■ **Your assignment**:
The task calls for the line containing "Serialize everything readable" and all later lines, through the end of the entries below, to be set down exactly and without pictures.

■ **Exercise input**:

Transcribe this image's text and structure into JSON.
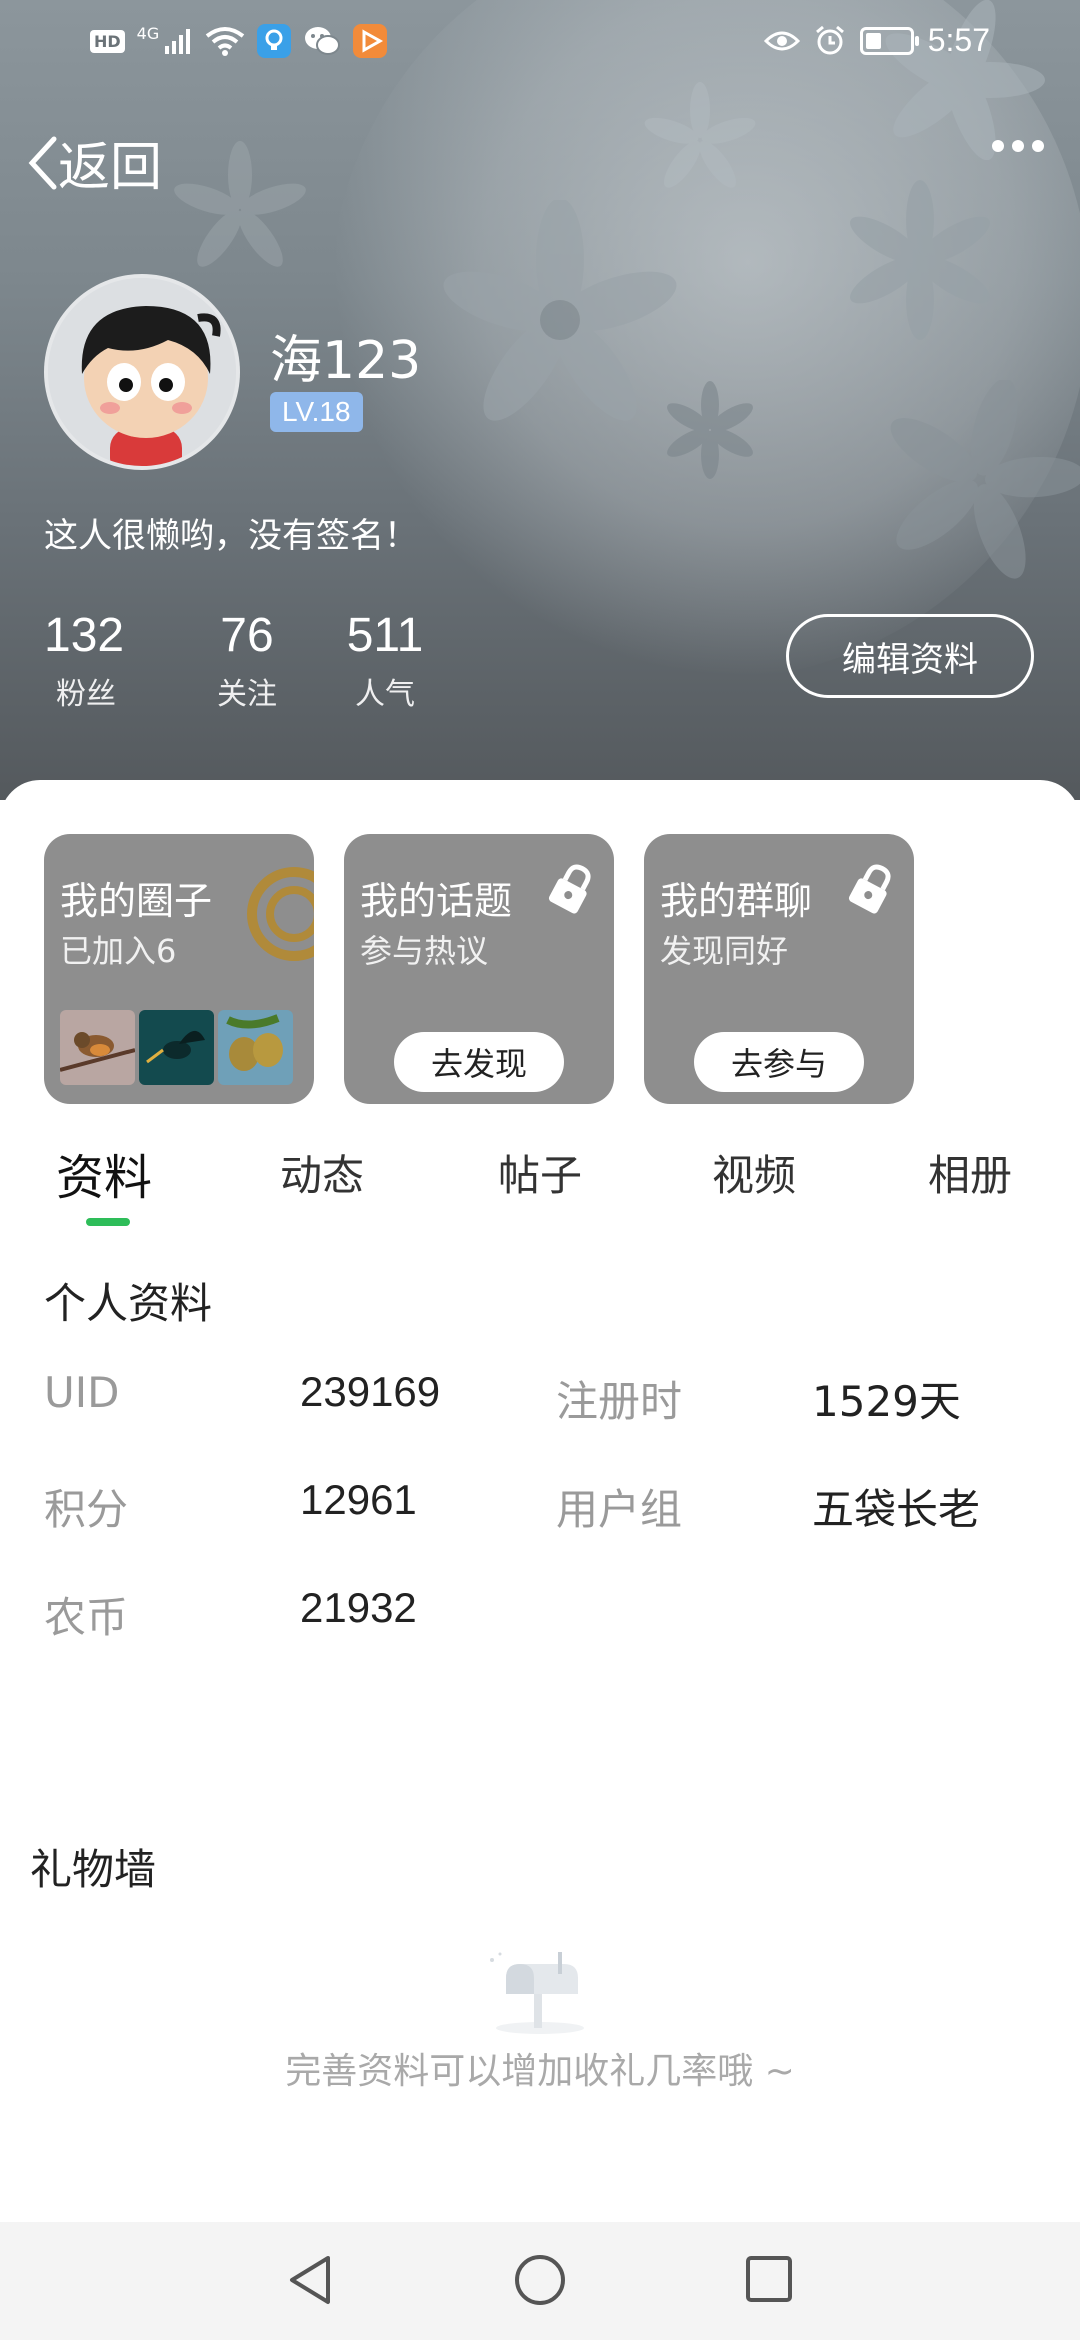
{
  "status_bar": {
    "hd": "HD",
    "network": "4G",
    "time": "5:57",
    "battery_level": 0.35,
    "icons": [
      "hd-icon",
      "signal-icon",
      "wifi-icon",
      "bulb-app-icon",
      "wechat-icon",
      "video-app-icon",
      "eye-icon",
      "alarm-icon",
      "battery-icon"
    ]
  },
  "nav": {
    "back_label": "返回",
    "more_icon": "more-dots-icon"
  },
  "profile": {
    "username": "海123",
    "level": "LV.18",
    "signature": "这人很懒哟，没有签名！",
    "stats": [
      {
        "value": "132",
        "label": "粉丝"
      },
      {
        "value": "76",
        "label": "关注"
      },
      {
        "value": "511",
        "label": "人气"
      }
    ],
    "edit_button": "编辑资料"
  },
  "cards": [
    {
      "title": "我的圈子",
      "subtitle": "已加入6",
      "button": "",
      "locked": false
    },
    {
      "title": "我的话题",
      "subtitle": "参与热议",
      "button": "去发现",
      "locked": true
    },
    {
      "title": "我的群聊",
      "subtitle": "发现同好",
      "button": "去参与",
      "locked": true
    }
  ],
  "tabs": [
    "资料",
    "动态",
    "帖子",
    "视频",
    "相册"
  ],
  "active_tab": "资料",
  "accent_color": "#2ebd59",
  "personal_info": {
    "title": "个人资料",
    "rows": [
      {
        "k1": "UID",
        "v1": "239169",
        "k2": "注册时",
        "v2": "1529天"
      },
      {
        "k1": "积分",
        "v1": "12961",
        "k2": "用户组",
        "v2": "五袋长老"
      },
      {
        "k1": "农币",
        "v1": "21932",
        "k2": "",
        "v2": ""
      }
    ]
  },
  "gift_wall": {
    "title": "礼物墙",
    "empty_text": "完善资料可以增加收礼几率哦 ~",
    "empty_icon": "mailbox-icon"
  },
  "system_nav": [
    "back-triangle-icon",
    "home-circle-icon",
    "recents-square-icon"
  ]
}
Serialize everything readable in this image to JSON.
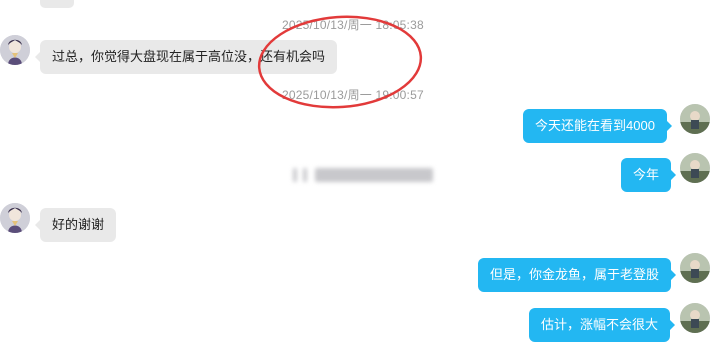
{
  "messages": [
    {
      "kind": "timestamp",
      "text": "2025/10/13/周一 18:05:38"
    },
    {
      "kind": "incoming",
      "text": "过总，你觉得大盘现在属于高位没，还有机会吗"
    },
    {
      "kind": "timestamp",
      "text": "2025/10/13/周一 19:00:57"
    },
    {
      "kind": "outgoing",
      "text": "今天还能在看到4000"
    },
    {
      "kind": "outgoing",
      "text": "今年"
    },
    {
      "kind": "incoming",
      "text": "好的谢谢"
    },
    {
      "kind": "outgoing",
      "text": "但是，你金龙鱼，属于老登股"
    },
    {
      "kind": "outgoing",
      "text": "估计，涨幅不会很大"
    }
  ],
  "colors": {
    "outgoing_bubble": "#23b7f2",
    "incoming_bubble": "#e9e9e9",
    "timestamp": "#9b9b9b",
    "annotation_circle": "#e23a3a"
  }
}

■ **Your response**:
Serialize everything readable in this image to JSON.
{
  "messages": [
    {
      "kind": "timestamp",
      "text": "2025/10/13/周一 18:05:38"
    },
    {
      "kind": "incoming",
      "text": "过总，你觉得大盘现在属于高位没，还有机会吗"
    },
    {
      "kind": "timestamp",
      "text": "2025/10/13/周一 19:00:57"
    },
    {
      "kind": "outgoing",
      "text": "今天还能在看到4000"
    },
    {
      "kind": "outgoing",
      "text": "今年"
    },
    {
      "kind": "incoming",
      "text": "好的谢谢"
    },
    {
      "kind": "outgoing",
      "text": "但是，你金龙鱼，属于老登股"
    },
    {
      "kind": "outgoing",
      "text": "估计，涨幅不会很大"
    }
  ],
  "colors": {
    "outgoing_bubble": "#23b7f2",
    "incoming_bubble": "#e9e9e9",
    "timestamp": "#9b9b9b",
    "annotation_circle": "#e23a3a"
  }
}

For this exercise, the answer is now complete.